■ Exercise brief:
If a line of the data below holds the string "宠物资讯", copy it.

Stored records:
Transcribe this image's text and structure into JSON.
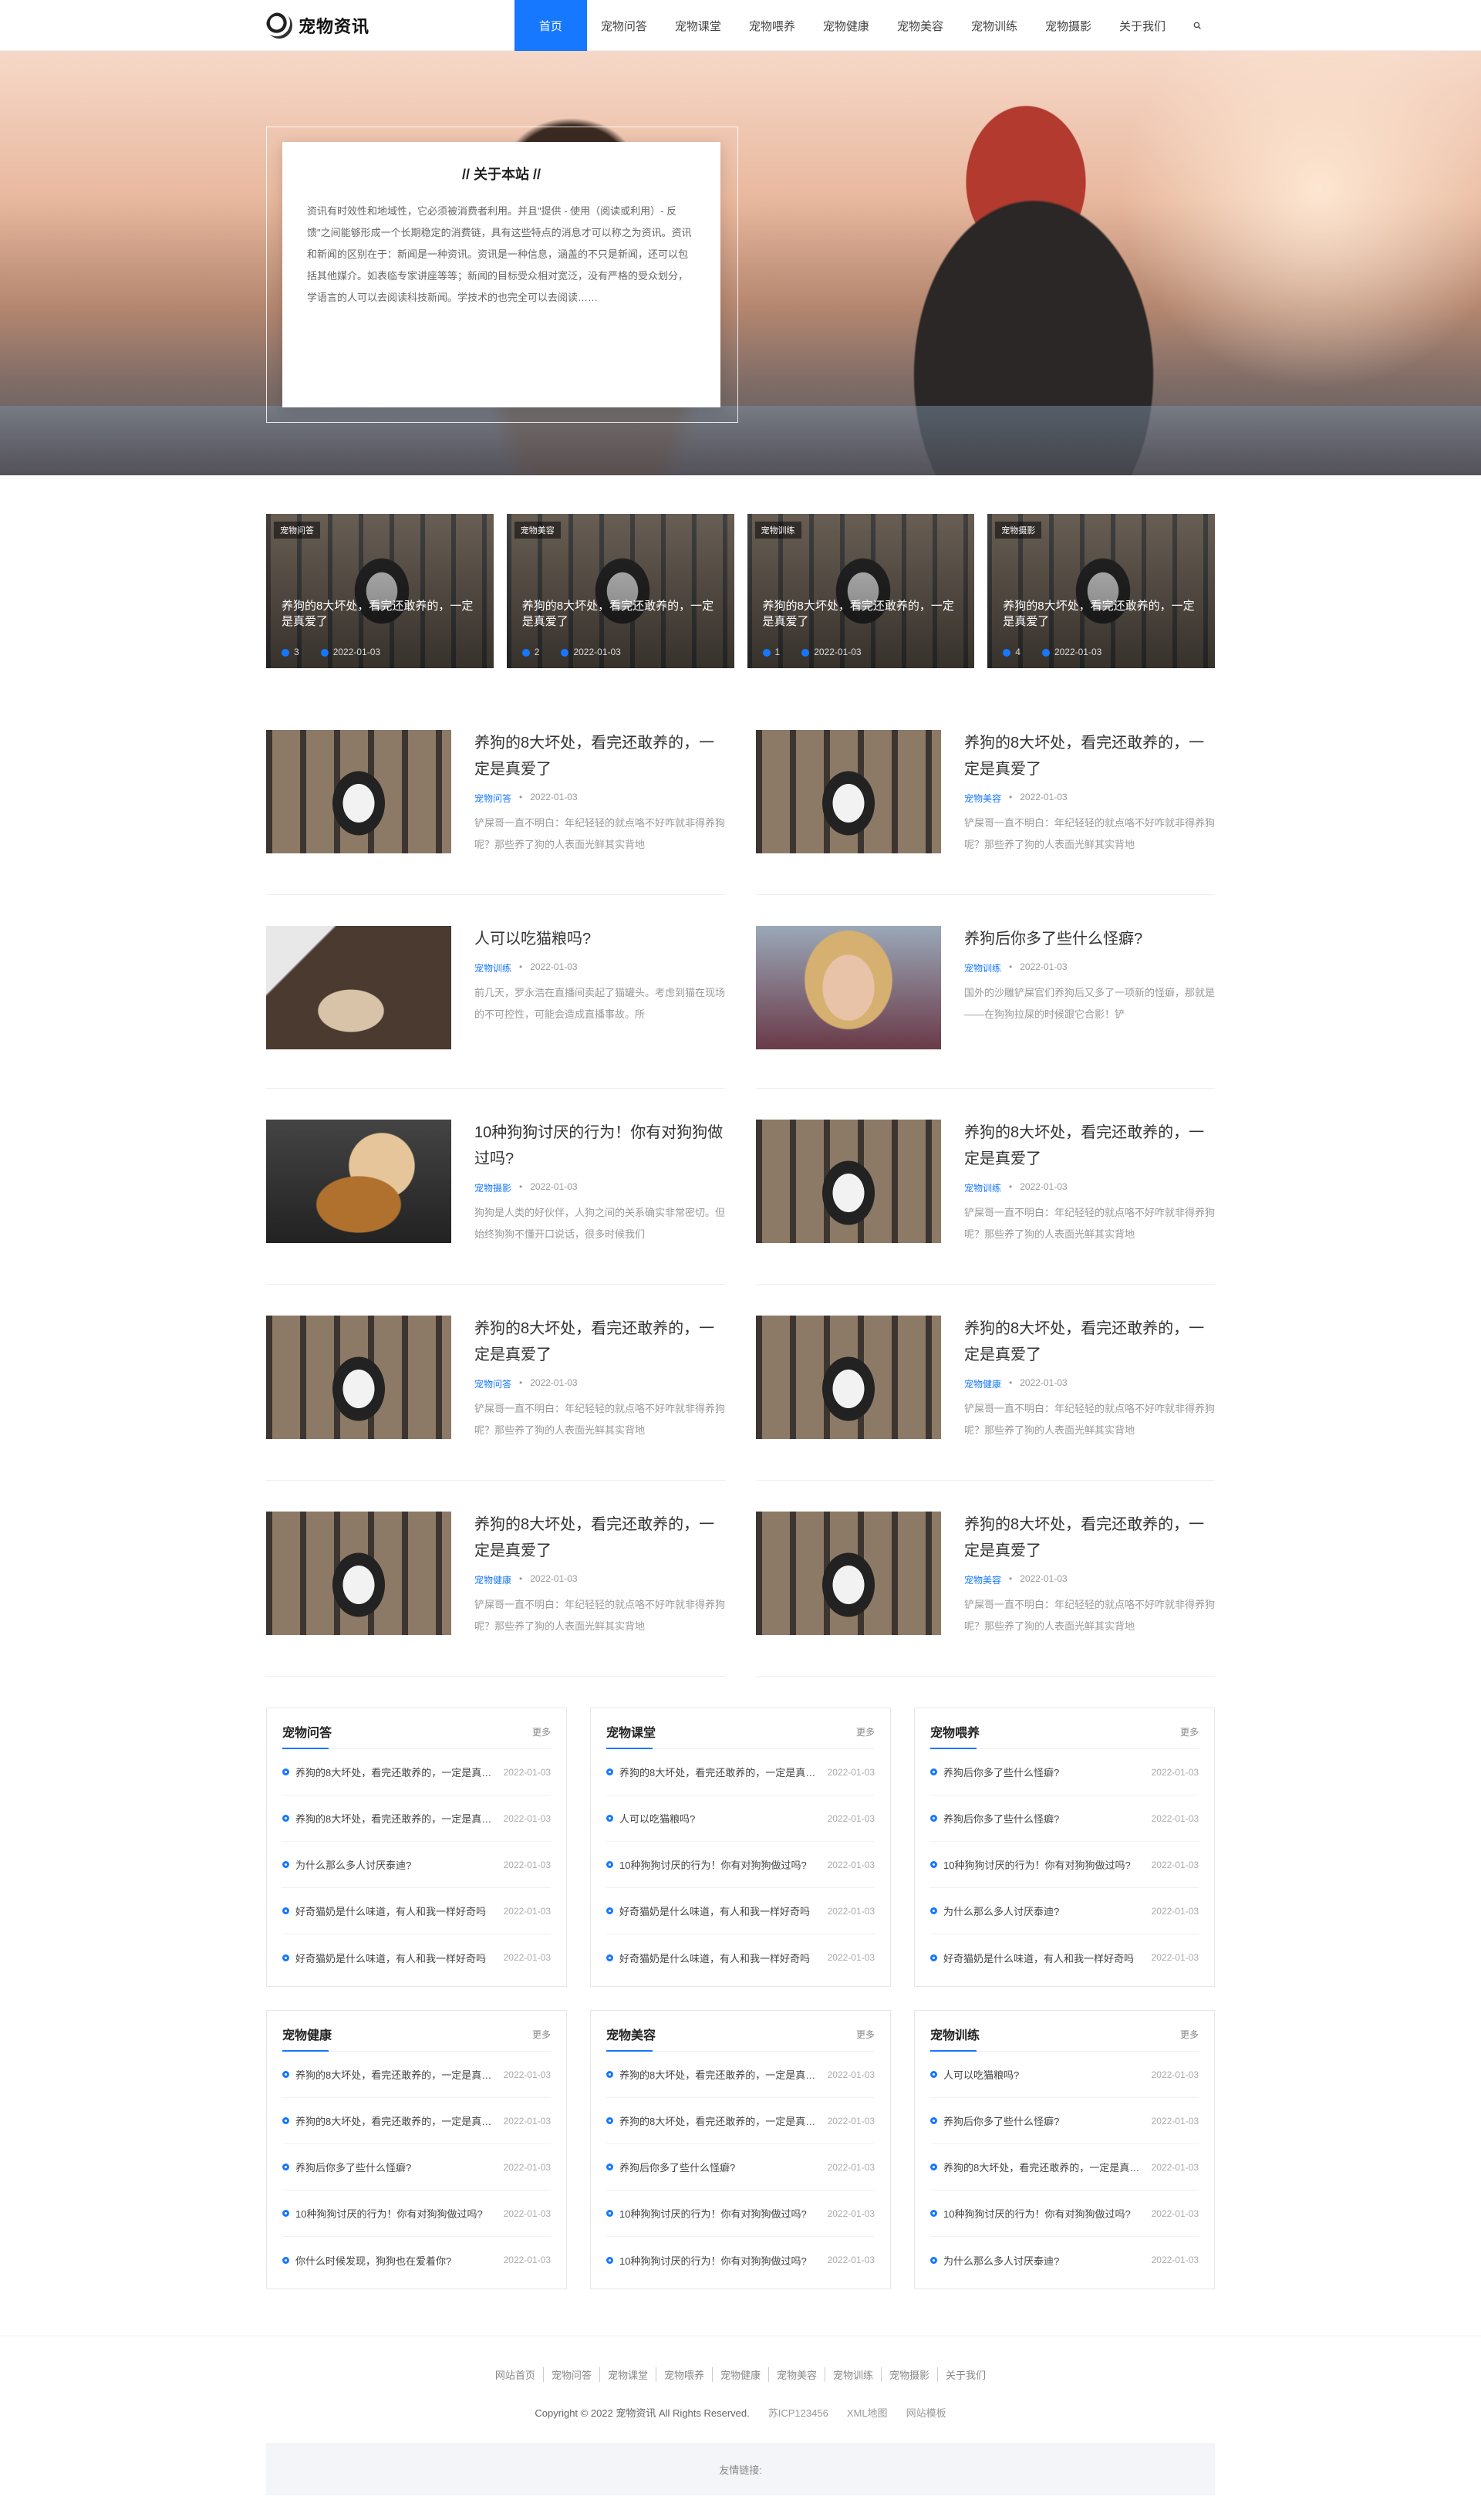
{
  "site": {
    "logo_text": "宠物资讯"
  },
  "nav": {
    "items": [
      "首页",
      "宠物问答",
      "宠物课堂",
      "宠物喂养",
      "宠物健康",
      "宠物美容",
      "宠物训练",
      "宠物摄影",
      "关于我们"
    ],
    "search_icon": "search-icon"
  },
  "about": {
    "title": "// 关于本站 //",
    "text": "资讯有时效性和地域性，它必须被消费者利用。并且\"提供 - 使用（阅读或利用）- 反馈\"之间能够形成一个长期稳定的消费链，具有这些特点的消息才可以称之为资讯。资讯和新闻的区别在于：新闻是一种资讯。资讯是一种信息，涵盖的不只是新闻，还可以包括其他媒介。如表临专家讲座等等；新闻的目标受众相对宽泛，没有严格的受众划分，学语言的人可以去阅读科技新闻。学技术的也完全可以去阅读……"
  },
  "featured": [
    {
      "tag": "宠物问答",
      "title": "养狗的8大坏处，看完还敢养的，一定是真爱了",
      "views": "3",
      "date": "2022-01-03"
    },
    {
      "tag": "宠物美容",
      "title": "养狗的8大坏处，看完还敢养的，一定是真爱了",
      "views": "2",
      "date": "2022-01-03"
    },
    {
      "tag": "宠物训练",
      "title": "养狗的8大坏处，看完还敢养的，一定是真爱了",
      "views": "1",
      "date": "2022-01-03"
    },
    {
      "tag": "宠物摄影",
      "title": "养狗的8大坏处，看完还敢养的，一定是真爱了",
      "views": "4",
      "date": "2022-01-03"
    }
  ],
  "articles": [
    {
      "thumb": "husky",
      "title": "养狗的8大坏处，看完还敢养的，一定是真爱了",
      "category": "宠物问答",
      "date": "2022-01-03",
      "excerpt": "铲屎哥一直不明白：年纪轻轻的就点咯不好咋就非得养狗呢？那些养了狗的人表面光鲜其实背地"
    },
    {
      "thumb": "husky",
      "title": "养狗的8大坏处，看完还敢养的，一定是真爱了",
      "category": "宠物美容",
      "date": "2022-01-03",
      "excerpt": "铲屎哥一直不明白：年纪轻轻的就点咯不好咋就非得养狗呢？那些养了狗的人表面光鲜其实背地"
    },
    {
      "thumb": "cat",
      "title": "人可以吃猫粮吗?",
      "category": "宠物训练",
      "date": "2022-01-03",
      "excerpt": "前几天，罗永浩在直播间卖起了猫罐头。考虑到猫在现场的不可控性，可能会造成直播事故。所"
    },
    {
      "thumb": "woman",
      "title": "养狗后你多了些什么怪癖?",
      "category": "宠物训练",
      "date": "2022-01-03",
      "excerpt": "国外的沙雕铲屎官们养狗后又多了一项新的怪癖，那就是——在狗狗拉屎的时候跟它合影！铲"
    },
    {
      "thumb": "puppy",
      "title": "10种狗狗讨厌的行为！你有对狗狗做过吗?",
      "category": "宠物摄影",
      "date": "2022-01-03",
      "excerpt": "狗狗是人类的好伙伴，人狗之间的关系确实非常密切。但始终狗狗不懂开口说话，很多时候我们"
    },
    {
      "thumb": "husky",
      "title": "养狗的8大坏处，看完还敢养的，一定是真爱了",
      "category": "宠物训练",
      "date": "2022-01-03",
      "excerpt": "铲屎哥一直不明白：年纪轻轻的就点咯不好咋就非得养狗呢？那些养了狗的人表面光鲜其实背地"
    },
    {
      "thumb": "husky",
      "title": "养狗的8大坏处，看完还敢养的，一定是真爱了",
      "category": "宠物问答",
      "date": "2022-01-03",
      "excerpt": "铲屎哥一直不明白：年纪轻轻的就点咯不好咋就非得养狗呢？那些养了狗的人表面光鲜其实背地"
    },
    {
      "thumb": "husky",
      "title": "养狗的8大坏处，看完还敢养的，一定是真爱了",
      "category": "宠物健康",
      "date": "2022-01-03",
      "excerpt": "铲屎哥一直不明白：年纪轻轻的就点咯不好咋就非得养狗呢？那些养了狗的人表面光鲜其实背地"
    },
    {
      "thumb": "husky",
      "title": "养狗的8大坏处，看完还敢养的，一定是真爱了",
      "category": "宠物健康",
      "date": "2022-01-03",
      "excerpt": "铲屎哥一直不明白：年纪轻轻的就点咯不好咋就非得养狗呢？那些养了狗的人表面光鲜其实背地"
    },
    {
      "thumb": "husky",
      "title": "养狗的8大坏处，看完还敢养的，一定是真爱了",
      "category": "宠物美容",
      "date": "2022-01-03",
      "excerpt": "铲屎哥一直不明白：年纪轻轻的就点咯不好咋就非得养狗呢？那些养了狗的人表面光鲜其实背地"
    }
  ],
  "boxes": [
    {
      "title": "宠物问答",
      "more": "更多",
      "items": [
        {
          "text": "养狗的8大坏处，看完还敢养的，一定是真爱了",
          "date": "2022-01-03"
        },
        {
          "text": "养狗的8大坏处，看完还敢养的，一定是真爱了",
          "date": "2022-01-03"
        },
        {
          "text": "为什么那么多人讨厌泰迪?",
          "date": "2022-01-03"
        },
        {
          "text": "好奇猫奶是什么味道，有人和我一样好奇吗",
          "date": "2022-01-03"
        },
        {
          "text": "好奇猫奶是什么味道，有人和我一样好奇吗",
          "date": "2022-01-03"
        }
      ]
    },
    {
      "title": "宠物课堂",
      "more": "更多",
      "items": [
        {
          "text": "养狗的8大坏处，看完还敢养的，一定是真爱了",
          "date": "2022-01-03"
        },
        {
          "text": "人可以吃猫粮吗?",
          "date": "2022-01-03"
        },
        {
          "text": "10种狗狗讨厌的行为！你有对狗狗做过吗?",
          "date": "2022-01-03"
        },
        {
          "text": "好奇猫奶是什么味道，有人和我一样好奇吗",
          "date": "2022-01-03"
        },
        {
          "text": "好奇猫奶是什么味道，有人和我一样好奇吗",
          "date": "2022-01-03"
        }
      ]
    },
    {
      "title": "宠物喂养",
      "more": "更多",
      "items": [
        {
          "text": "养狗后你多了些什么怪癖?",
          "date": "2022-01-03"
        },
        {
          "text": "养狗后你多了些什么怪癖?",
          "date": "2022-01-03"
        },
        {
          "text": "10种狗狗讨厌的行为！你有对狗狗做过吗?",
          "date": "2022-01-03"
        },
        {
          "text": "为什么那么多人讨厌泰迪?",
          "date": "2022-01-03"
        },
        {
          "text": "好奇猫奶是什么味道，有人和我一样好奇吗",
          "date": "2022-01-03"
        }
      ]
    },
    {
      "title": "宠物健康",
      "more": "更多",
      "items": [
        {
          "text": "养狗的8大坏处，看完还敢养的，一定是真爱了",
          "date": "2022-01-03"
        },
        {
          "text": "养狗的8大坏处，看完还敢养的，一定是真爱了",
          "date": "2022-01-03"
        },
        {
          "text": "养狗后你多了些什么怪癖?",
          "date": "2022-01-03"
        },
        {
          "text": "10种狗狗讨厌的行为！你有对狗狗做过吗?",
          "date": "2022-01-03"
        },
        {
          "text": "你什么时候发现，狗狗也在爱着你?",
          "date": "2022-01-03"
        }
      ]
    },
    {
      "title": "宠物美容",
      "more": "更多",
      "items": [
        {
          "text": "养狗的8大坏处，看完还敢养的，一定是真爱了",
          "date": "2022-01-03"
        },
        {
          "text": "养狗的8大坏处，看完还敢养的，一定是真爱了",
          "date": "2022-01-03"
        },
        {
          "text": "养狗后你多了些什么怪癖?",
          "date": "2022-01-03"
        },
        {
          "text": "10种狗狗讨厌的行为！你有对狗狗做过吗?",
          "date": "2022-01-03"
        },
        {
          "text": "10种狗狗讨厌的行为！你有对狗狗做过吗?",
          "date": "2022-01-03"
        }
      ]
    },
    {
      "title": "宠物训练",
      "more": "更多",
      "items": [
        {
          "text": "人可以吃猫粮吗?",
          "date": "2022-01-03"
        },
        {
          "text": "养狗后你多了些什么怪癖?",
          "date": "2022-01-03"
        },
        {
          "text": "养狗的8大坏处，看完还敢养的，一定是真爱了",
          "date": "2022-01-03"
        },
        {
          "text": "10种狗狗讨厌的行为！你有对狗狗做过吗?",
          "date": "2022-01-03"
        },
        {
          "text": "为什么那么多人讨厌泰迪?",
          "date": "2022-01-03"
        }
      ]
    }
  ],
  "footer": {
    "links": [
      "网站首页",
      "宠物问答",
      "宠物课堂",
      "宠物喂养",
      "宠物健康",
      "宠物美容",
      "宠物训练",
      "宠物摄影",
      "关于我们"
    ],
    "copyright": "Copyright © 2022 宠物资讯 All Rights Reserved.",
    "icp": "苏ICP123456",
    "xml_map": "XML地图",
    "template": "网站模板",
    "friends_label": "友情链接:"
  },
  "colors": {
    "accent": "#1677ff"
  }
}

■ Answer box:
    "logo_text": "宠物资讯"
    "copyright": "Copyright © 2022 宠物资讯 All Rights Reserved.",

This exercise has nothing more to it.